▶ **WHAT IS EXPECTED**
Copy every record exactly. Nothing may be skipped.

▶ **DATASET CONTENT**
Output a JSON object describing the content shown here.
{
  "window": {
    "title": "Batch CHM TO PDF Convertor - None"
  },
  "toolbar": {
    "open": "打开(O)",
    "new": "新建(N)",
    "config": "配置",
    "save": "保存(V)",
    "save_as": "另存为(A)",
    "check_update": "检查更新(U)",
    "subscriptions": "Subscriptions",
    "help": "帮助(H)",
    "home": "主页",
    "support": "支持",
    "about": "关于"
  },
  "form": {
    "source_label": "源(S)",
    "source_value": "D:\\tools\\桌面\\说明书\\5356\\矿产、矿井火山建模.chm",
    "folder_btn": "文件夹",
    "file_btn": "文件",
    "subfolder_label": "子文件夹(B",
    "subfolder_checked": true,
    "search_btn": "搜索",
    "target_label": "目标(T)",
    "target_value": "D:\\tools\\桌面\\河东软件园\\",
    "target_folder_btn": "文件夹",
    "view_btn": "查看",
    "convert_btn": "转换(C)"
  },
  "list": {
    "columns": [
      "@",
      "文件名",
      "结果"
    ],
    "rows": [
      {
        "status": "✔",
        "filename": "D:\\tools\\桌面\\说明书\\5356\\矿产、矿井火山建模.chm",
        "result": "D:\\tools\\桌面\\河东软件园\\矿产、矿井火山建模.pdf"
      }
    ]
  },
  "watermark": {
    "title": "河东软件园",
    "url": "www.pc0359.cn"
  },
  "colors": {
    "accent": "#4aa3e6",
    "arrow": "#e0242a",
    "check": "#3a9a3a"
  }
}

▶ **TASK SOLUTION**
Output a JSON object describing the content shown here.
{
  "window": {
    "title": "Batch CHM TO PDF Convertor - None"
  },
  "toolbar": {
    "open": "打开(O)",
    "new": "新建(N)",
    "config": "配置",
    "save": "保存(V)",
    "save_as": "另存为(A)",
    "check_update": "检查更新(U)",
    "subscriptions": "Subscriptions",
    "help": "帮助(H)",
    "home": "主页",
    "support": "支持",
    "about": "关于"
  },
  "form": {
    "source_label": "源(S)",
    "source_value": "D:\\tools\\桌面\\说明书\\5356\\矿产、矿井火山建模.chm",
    "folder_btn": "文件夹",
    "file_btn": "文件",
    "subfolder_label": "子文件夹(B",
    "subfolder_checked": true,
    "search_btn": "搜索",
    "target_label": "目标(T)",
    "target_value": "D:\\tools\\桌面\\河东软件园\\",
    "target_folder_btn": "文件夹",
    "view_btn": "查看",
    "convert_btn": "转换(C)"
  },
  "list": {
    "columns": [
      "@",
      "文件名",
      "结果"
    ],
    "rows": [
      {
        "status": "✔",
        "filename": "D:\\tools\\桌面\\说明书\\5356\\矿产、矿井火山建模.chm",
        "result": "D:\\tools\\桌面\\河东软件园\\矿产、矿井火山建模.pdf"
      }
    ]
  },
  "watermark": {
    "title": "河东软件园",
    "url": "www.pc0359.cn"
  },
  "colors": {
    "accent": "#4aa3e6",
    "arrow": "#e0242a",
    "check": "#3a9a3a"
  }
}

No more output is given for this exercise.